* _DATA EXCERPTS_:

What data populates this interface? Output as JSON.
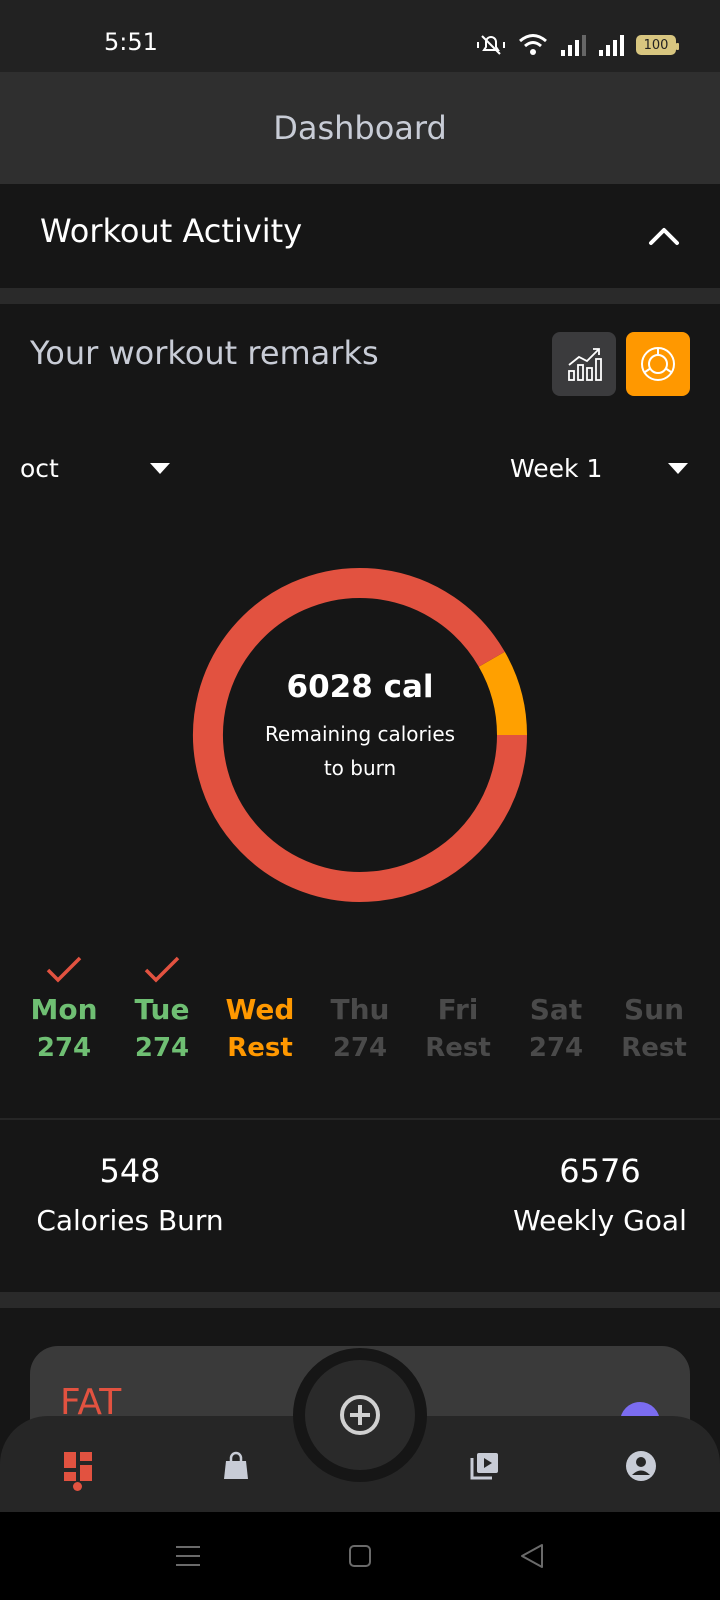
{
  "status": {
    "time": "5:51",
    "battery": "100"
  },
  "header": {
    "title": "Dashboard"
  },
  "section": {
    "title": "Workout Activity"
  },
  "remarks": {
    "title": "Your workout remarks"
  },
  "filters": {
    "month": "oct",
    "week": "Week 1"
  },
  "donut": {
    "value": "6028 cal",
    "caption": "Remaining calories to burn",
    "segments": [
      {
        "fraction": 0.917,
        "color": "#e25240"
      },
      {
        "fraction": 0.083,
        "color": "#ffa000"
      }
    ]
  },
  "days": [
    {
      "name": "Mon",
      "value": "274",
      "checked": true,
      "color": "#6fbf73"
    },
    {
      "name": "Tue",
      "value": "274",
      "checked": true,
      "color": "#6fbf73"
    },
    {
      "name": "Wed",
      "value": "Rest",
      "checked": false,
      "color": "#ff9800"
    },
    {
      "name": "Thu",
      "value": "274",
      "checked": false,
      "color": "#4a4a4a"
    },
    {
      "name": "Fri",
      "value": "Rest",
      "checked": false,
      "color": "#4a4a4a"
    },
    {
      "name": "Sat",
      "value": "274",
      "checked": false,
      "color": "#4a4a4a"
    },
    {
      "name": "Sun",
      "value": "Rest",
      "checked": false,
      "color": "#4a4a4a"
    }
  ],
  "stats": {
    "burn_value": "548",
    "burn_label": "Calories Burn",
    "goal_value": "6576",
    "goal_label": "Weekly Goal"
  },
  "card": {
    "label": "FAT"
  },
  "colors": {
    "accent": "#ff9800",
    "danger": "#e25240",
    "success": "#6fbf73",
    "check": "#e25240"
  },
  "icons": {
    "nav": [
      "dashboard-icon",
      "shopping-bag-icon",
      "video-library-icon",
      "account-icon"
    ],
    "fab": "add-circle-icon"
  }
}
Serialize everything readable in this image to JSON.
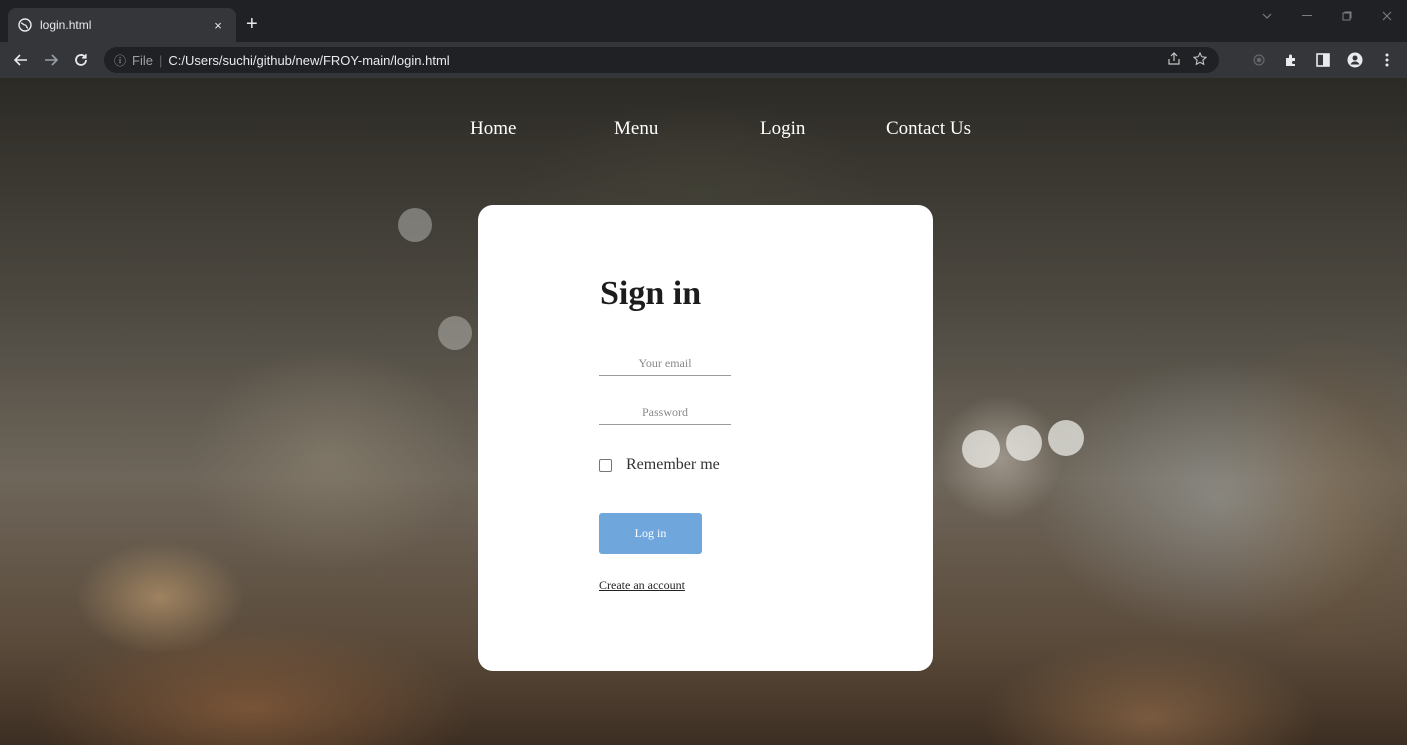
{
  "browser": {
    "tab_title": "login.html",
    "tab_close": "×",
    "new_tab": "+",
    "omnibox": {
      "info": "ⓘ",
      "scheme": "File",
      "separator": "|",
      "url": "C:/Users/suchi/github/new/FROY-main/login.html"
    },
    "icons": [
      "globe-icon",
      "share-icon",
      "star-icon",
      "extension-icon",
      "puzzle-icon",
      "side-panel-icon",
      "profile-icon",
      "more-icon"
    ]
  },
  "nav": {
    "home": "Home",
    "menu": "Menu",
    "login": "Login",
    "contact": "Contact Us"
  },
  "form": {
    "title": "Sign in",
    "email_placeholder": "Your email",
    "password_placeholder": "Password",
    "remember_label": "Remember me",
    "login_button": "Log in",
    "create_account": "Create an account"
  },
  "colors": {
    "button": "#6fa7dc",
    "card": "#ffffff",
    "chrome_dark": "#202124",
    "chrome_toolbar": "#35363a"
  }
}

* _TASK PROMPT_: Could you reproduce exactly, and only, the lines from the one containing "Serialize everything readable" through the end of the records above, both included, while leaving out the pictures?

* _ANSWER TO THE EXERCISE_:
Serialize everything readable in this image to JSON.
{
  "browser": {
    "tab_title": "login.html",
    "tab_close": "×",
    "new_tab": "+",
    "omnibox": {
      "info": "ⓘ",
      "scheme": "File",
      "separator": "|",
      "url": "C:/Users/suchi/github/new/FROY-main/login.html"
    },
    "icons": [
      "globe-icon",
      "share-icon",
      "star-icon",
      "extension-icon",
      "puzzle-icon",
      "side-panel-icon",
      "profile-icon",
      "more-icon"
    ]
  },
  "nav": {
    "home": "Home",
    "menu": "Menu",
    "login": "Login",
    "contact": "Contact Us"
  },
  "form": {
    "title": "Sign in",
    "email_placeholder": "Your email",
    "password_placeholder": "Password",
    "remember_label": "Remember me",
    "login_button": "Log in",
    "create_account": "Create an account"
  },
  "colors": {
    "button": "#6fa7dc",
    "card": "#ffffff",
    "chrome_dark": "#202124",
    "chrome_toolbar": "#35363a"
  }
}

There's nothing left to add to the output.